A struggling economy has left many Americans struggling with financial challenges caused by unemployment, business ownership, medical issues or bad investments. Some people reach the point where Chapter 13 or Chapter 7 bankruptcy becomes the best means of achieving debt relief. John L. Smith struggled with that decision the summer of 2012 in the spotlight of the media attention that is part of being the head football coach at the University of Arkansas.
Smith traces his current financial challenges to real estate investments he made about 11 years ago. He knew when he accepted his current coaching position earlier this year that the collapse of the real estate market had left him deeply in debt. The Chapter 7 petition his bankruptcy attorney filed earlier this month listed debts of up to $50 million and assets between $1 million and $10 million. This was a preliminary petition and will be followed by additional filings with more specific information about his assets and debts.
People who are struggling with debt frequently try to resolve their financial challenges through avenues other than bankruptcy. Some individuals attempt mortgage modification when home loan debt is an issue, or they try to negotiate with creditors. This may work for some people, but for others who need to stop wage garnishment or stop creditor harassment, filing for Chapter 7 bankruptcy may be the only solution.
Smith said that concern for the effect his financial struggles might have on his job performance and the university forced him to make the decision to file for personal bankruptcy. Smith accepts his decision to file Chapter 7 as a fresh financial start that he is not embarrassed to talk about in the media.

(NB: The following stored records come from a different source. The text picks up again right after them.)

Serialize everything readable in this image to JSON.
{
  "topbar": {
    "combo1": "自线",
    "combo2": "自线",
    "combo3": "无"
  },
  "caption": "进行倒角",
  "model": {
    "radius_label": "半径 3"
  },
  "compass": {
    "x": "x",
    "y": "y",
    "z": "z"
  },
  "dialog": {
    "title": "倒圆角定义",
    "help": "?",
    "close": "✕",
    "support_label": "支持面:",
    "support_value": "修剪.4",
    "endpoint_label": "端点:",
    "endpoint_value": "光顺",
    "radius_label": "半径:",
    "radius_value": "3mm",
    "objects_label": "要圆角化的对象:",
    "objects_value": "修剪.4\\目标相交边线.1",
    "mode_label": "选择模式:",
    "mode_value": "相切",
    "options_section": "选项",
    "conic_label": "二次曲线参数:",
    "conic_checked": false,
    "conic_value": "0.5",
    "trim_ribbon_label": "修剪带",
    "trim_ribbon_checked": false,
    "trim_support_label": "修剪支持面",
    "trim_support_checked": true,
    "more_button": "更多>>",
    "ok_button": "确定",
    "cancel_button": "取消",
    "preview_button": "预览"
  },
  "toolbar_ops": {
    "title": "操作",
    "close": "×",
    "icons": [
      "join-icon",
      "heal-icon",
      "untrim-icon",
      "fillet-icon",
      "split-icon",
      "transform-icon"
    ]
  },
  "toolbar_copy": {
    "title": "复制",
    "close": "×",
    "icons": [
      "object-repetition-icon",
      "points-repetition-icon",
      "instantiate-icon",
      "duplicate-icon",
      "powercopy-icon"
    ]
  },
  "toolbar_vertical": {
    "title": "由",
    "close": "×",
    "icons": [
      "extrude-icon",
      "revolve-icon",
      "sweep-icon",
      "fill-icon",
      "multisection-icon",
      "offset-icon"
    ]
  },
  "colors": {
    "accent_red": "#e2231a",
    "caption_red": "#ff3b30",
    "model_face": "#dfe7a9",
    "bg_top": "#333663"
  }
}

Source: Associated Press, “Arkansas’ Smith files Chapter 7 bankruptcy,” Chuck Bartels, Sept. 6, 2012